§ **Task item**
Reproduce the listing in full, pictures excluded.

━━━━━━

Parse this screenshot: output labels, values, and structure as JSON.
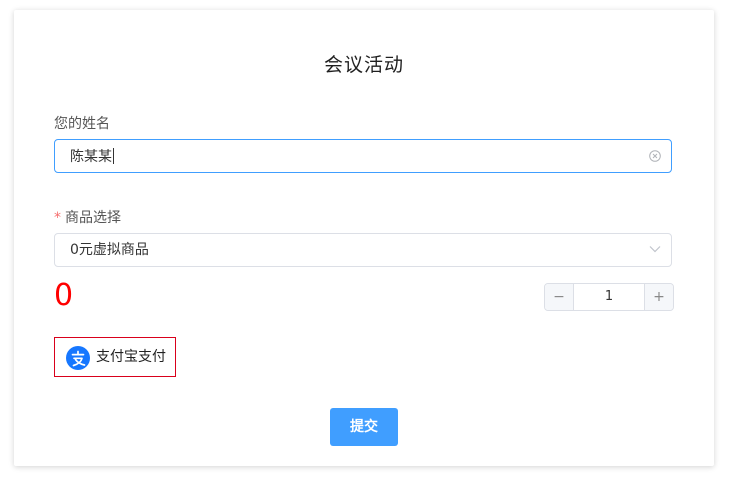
{
  "form": {
    "title": "会议活动",
    "name_label": "您的姓名",
    "name_value": "陈某某",
    "product_required_mark": "*",
    "product_label": "商品选择",
    "product_selected": "0元虚拟商品",
    "price": "0",
    "quantity": "1",
    "stepper_minus": "−",
    "stepper_plus": "+",
    "payment_method_label": "支付宝支付",
    "submit_label": "提交"
  },
  "icons": {
    "clear": "circle-close-icon",
    "dropdown": "chevron-down-icon",
    "payment": "alipay-logo-icon"
  },
  "colors": {
    "accent": "#409eff",
    "price": "#ff0000",
    "payment_border": "#d9001b",
    "required": "#f56c6c",
    "alipay": "#1677ff"
  }
}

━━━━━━

§ **Reply to the task**
Parse this screenshot: output labels, values, and structure as JSON.
{
  "form": {
    "title": "会议活动",
    "name_label": "您的姓名",
    "name_value": "陈某某",
    "product_required_mark": "*",
    "product_label": "商品选择",
    "product_selected": "0元虚拟商品",
    "price": "0",
    "quantity": "1",
    "stepper_minus": "−",
    "stepper_plus": "+",
    "payment_method_label": "支付宝支付",
    "submit_label": "提交"
  },
  "icons": {
    "clear": "circle-close-icon",
    "dropdown": "chevron-down-icon",
    "payment": "alipay-logo-icon"
  },
  "colors": {
    "accent": "#409eff",
    "price": "#ff0000",
    "payment_border": "#d9001b",
    "required": "#f56c6c",
    "alipay": "#1677ff"
  }
}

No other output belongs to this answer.